miR-218 Regulation of Slit-Robo Pathway (p 1336)
Small et al have discovered a microRNA that fine-tunes blood vessel development.
MicroRNAs (miRs) regulate gene expression by binding to target mRNAs and either preventing their translation or tagging them for degradation. Often, one miR can target multiple mRNAs encoding proteins that act in the same molecular pathway. Finding one miR might, thus, offer a means to control expression of an entire network of genes. Small et al decided to look for new miRs that might control cardiovascular development pathways. Within noncoding regions of the genes for Slit2 and Slit3, they found miR-218. Slit is a ligand for a receptor called Robo, and binding of Slit to Robo regulates vascular endothelial cell migration and blood vessel growth. The team discovered that miR-218 targeted and repressed the mRNAs for Robo1, Robo2, and other proteins that control Slit-Robo interactions. Knockdown of miR-218 raised the expression of the target genes and increased human endothelial cell migration. Knockdown of miR-218 in the retinas of newborn mice resulted in aberrant patterning and decreased the number and size of capillaries. The authors now want to check the involvement of miR-218 in various vascular pathologies and tumorogenesis, where regulating angiogenesis would be therapeutically desirable.
ACE Inhibition Impacts Monocyte Traffic After MI (p 1364)
Leuschner et al reveal how a drug for hypertension also helps to prevent heart failure.
Angiotensin II (Ang II) is an endogenous regulator of blood pressure. It is produced in the blood by angiotensin converting enzyme (ACE), and ACE inhibitors are well-established drugs for treating hypertension. Levels of Ang II increase after myocardial infarction (MI), and Ang II stimulates splenic monocyte mobilization (by binding to receptors on the monocytes). These monocytes enter the blood vessels and are recruited to the infarct to facilitate the healing process. Excessive inflammation can impair the healing process, however, and patients suffering MI often have elevated monocyte numbers and ongoing inflammatory processes as a result of preexisting atherosclerosis. Reducing monocyte recruitment to the infarct is, thus, desirable in such patients. Luckily, ACE inhibitors do just that, Leuschner et al now show. The ACE inhibitor, enalapril, reduced monocyte motility and recruitment, improved heart healing, and reduced potentially fatal ventricle remodeling in a mouse model of MI with preexisting atherosclerosis (ApoE−/− mice). Although the findings do not point to a new form of treatment, they do suggest that monitoring changes in monocyte numbers in post-MI patients might provide a means for assessing healing in the heart after infarction.

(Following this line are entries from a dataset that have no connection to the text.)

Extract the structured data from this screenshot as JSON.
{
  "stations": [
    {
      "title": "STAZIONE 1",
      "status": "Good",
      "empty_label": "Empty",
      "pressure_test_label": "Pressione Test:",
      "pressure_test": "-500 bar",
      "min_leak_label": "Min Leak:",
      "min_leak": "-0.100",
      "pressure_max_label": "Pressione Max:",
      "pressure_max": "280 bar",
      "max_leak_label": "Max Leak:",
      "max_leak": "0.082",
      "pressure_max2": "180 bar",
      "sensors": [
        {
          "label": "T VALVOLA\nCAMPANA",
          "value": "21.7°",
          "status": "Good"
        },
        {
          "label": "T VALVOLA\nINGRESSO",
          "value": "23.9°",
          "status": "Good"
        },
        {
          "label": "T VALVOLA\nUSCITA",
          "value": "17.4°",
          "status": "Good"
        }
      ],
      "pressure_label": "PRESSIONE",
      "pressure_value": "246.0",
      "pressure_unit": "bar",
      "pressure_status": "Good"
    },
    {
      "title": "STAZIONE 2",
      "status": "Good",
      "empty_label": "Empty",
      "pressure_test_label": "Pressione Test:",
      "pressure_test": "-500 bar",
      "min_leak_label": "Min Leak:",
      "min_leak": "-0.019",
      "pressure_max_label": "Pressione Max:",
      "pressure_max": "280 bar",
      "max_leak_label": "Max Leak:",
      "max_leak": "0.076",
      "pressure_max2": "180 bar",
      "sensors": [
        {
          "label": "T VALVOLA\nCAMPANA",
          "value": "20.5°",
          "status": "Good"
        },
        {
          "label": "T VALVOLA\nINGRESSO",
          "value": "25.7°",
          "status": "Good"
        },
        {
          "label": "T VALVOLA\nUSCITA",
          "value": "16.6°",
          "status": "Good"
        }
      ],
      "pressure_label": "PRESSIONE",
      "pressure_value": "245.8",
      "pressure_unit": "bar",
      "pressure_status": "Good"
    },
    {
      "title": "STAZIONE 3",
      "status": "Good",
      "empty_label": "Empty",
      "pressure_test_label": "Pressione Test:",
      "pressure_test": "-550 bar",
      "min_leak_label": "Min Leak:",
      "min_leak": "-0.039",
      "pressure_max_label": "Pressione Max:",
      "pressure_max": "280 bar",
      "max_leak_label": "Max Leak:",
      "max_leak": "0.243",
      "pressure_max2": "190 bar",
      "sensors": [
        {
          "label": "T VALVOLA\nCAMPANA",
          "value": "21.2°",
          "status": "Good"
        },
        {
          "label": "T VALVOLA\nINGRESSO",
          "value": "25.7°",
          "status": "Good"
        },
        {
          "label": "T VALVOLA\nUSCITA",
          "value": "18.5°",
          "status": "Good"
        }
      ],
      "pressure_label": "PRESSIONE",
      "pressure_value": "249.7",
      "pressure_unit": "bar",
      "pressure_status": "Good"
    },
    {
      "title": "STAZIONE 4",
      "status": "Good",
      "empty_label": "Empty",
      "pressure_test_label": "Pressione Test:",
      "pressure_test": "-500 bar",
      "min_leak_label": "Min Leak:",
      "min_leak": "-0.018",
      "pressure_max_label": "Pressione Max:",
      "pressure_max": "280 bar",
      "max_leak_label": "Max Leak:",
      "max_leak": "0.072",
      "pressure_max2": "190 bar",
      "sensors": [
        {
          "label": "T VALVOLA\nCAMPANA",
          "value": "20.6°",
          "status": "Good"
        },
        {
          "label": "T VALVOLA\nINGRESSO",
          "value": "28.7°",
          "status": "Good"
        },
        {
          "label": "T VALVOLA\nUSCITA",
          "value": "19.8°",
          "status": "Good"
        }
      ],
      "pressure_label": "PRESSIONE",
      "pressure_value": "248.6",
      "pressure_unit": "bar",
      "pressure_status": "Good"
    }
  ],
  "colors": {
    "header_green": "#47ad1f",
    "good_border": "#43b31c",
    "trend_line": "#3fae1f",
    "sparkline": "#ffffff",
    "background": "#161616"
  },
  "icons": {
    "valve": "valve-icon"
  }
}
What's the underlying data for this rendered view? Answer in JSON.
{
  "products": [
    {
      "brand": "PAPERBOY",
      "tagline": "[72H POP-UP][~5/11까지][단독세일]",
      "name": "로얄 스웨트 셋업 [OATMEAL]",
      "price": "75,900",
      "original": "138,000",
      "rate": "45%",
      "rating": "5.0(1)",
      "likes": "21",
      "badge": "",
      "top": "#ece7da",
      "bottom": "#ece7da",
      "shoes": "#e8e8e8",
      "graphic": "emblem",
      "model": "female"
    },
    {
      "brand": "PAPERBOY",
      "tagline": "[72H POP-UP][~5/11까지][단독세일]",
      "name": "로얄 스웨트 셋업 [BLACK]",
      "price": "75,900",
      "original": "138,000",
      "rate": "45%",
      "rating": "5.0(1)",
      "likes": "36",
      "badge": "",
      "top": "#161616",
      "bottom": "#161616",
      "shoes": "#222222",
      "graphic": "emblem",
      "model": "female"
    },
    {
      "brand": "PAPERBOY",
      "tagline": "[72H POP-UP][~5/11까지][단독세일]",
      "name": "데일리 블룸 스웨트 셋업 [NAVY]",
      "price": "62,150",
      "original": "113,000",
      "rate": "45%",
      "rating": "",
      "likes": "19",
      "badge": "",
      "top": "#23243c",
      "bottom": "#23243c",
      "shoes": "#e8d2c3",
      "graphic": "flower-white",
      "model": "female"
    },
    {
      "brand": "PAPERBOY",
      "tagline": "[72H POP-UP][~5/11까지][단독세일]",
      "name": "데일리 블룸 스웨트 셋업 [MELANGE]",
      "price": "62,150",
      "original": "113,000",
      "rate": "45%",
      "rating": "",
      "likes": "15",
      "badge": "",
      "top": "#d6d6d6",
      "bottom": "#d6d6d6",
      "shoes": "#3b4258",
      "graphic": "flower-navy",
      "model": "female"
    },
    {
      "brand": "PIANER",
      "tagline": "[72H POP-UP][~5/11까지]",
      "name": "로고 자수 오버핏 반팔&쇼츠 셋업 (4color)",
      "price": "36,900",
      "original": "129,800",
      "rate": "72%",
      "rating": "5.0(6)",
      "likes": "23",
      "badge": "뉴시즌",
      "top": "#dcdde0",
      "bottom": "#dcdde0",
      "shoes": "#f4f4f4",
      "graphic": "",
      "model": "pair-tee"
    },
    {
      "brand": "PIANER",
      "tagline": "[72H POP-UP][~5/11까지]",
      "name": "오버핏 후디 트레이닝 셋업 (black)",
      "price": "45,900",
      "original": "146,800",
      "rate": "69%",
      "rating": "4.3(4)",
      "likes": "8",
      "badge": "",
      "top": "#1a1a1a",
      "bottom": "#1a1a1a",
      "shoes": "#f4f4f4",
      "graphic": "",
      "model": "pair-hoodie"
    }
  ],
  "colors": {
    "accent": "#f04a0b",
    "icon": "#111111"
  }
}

Age, Gender, and Cardiomyogenesis (p 1374)
Your heart cells are not as old as you, claim Kajstura et al. In fact by the time you are 100, your cardiomyocytes are no more than a few years old.
This seemingly paradoxical concept stems from calculations of Kajstura et al of cardiomyocyte turnover rates in relation to aging. The team analyzed postmortem heart tissue from men and women between the ages of 19 and 104 years who had died from causes other than cardiovascular conditions. By mathematical modeling, the team calculated that at the ages of 20, 60, and 100 years, myocytes in the male heart are replaced at rates of 7%, 12%, and 32% per year, respectively. For women, the rates were even higher: 10%, 14%, and 40%. These rates predict that between the ages of 20 and 100 years, the female heart replaces its entire myocyte compartment 15 times and the male heart does so 11 times. In old hearts, old cells were replaced with old cells, as defined by short telomeric DNA. Thus, as hearts age, replacement cells are less functional and progress to senescence and death more quickly, explaining the age-dependent increase in turnover rates. The team observed a small number of stem cells that retained their telomere length, even in aged hearts, however. Whether this pool of genetically youthful cells could be therapeutically activated to replace aged or damaged heart tissue will be an interesting possibility to investigate in the future.
Written by Ruth Williams
- © 2010 American Heart Association, Inc.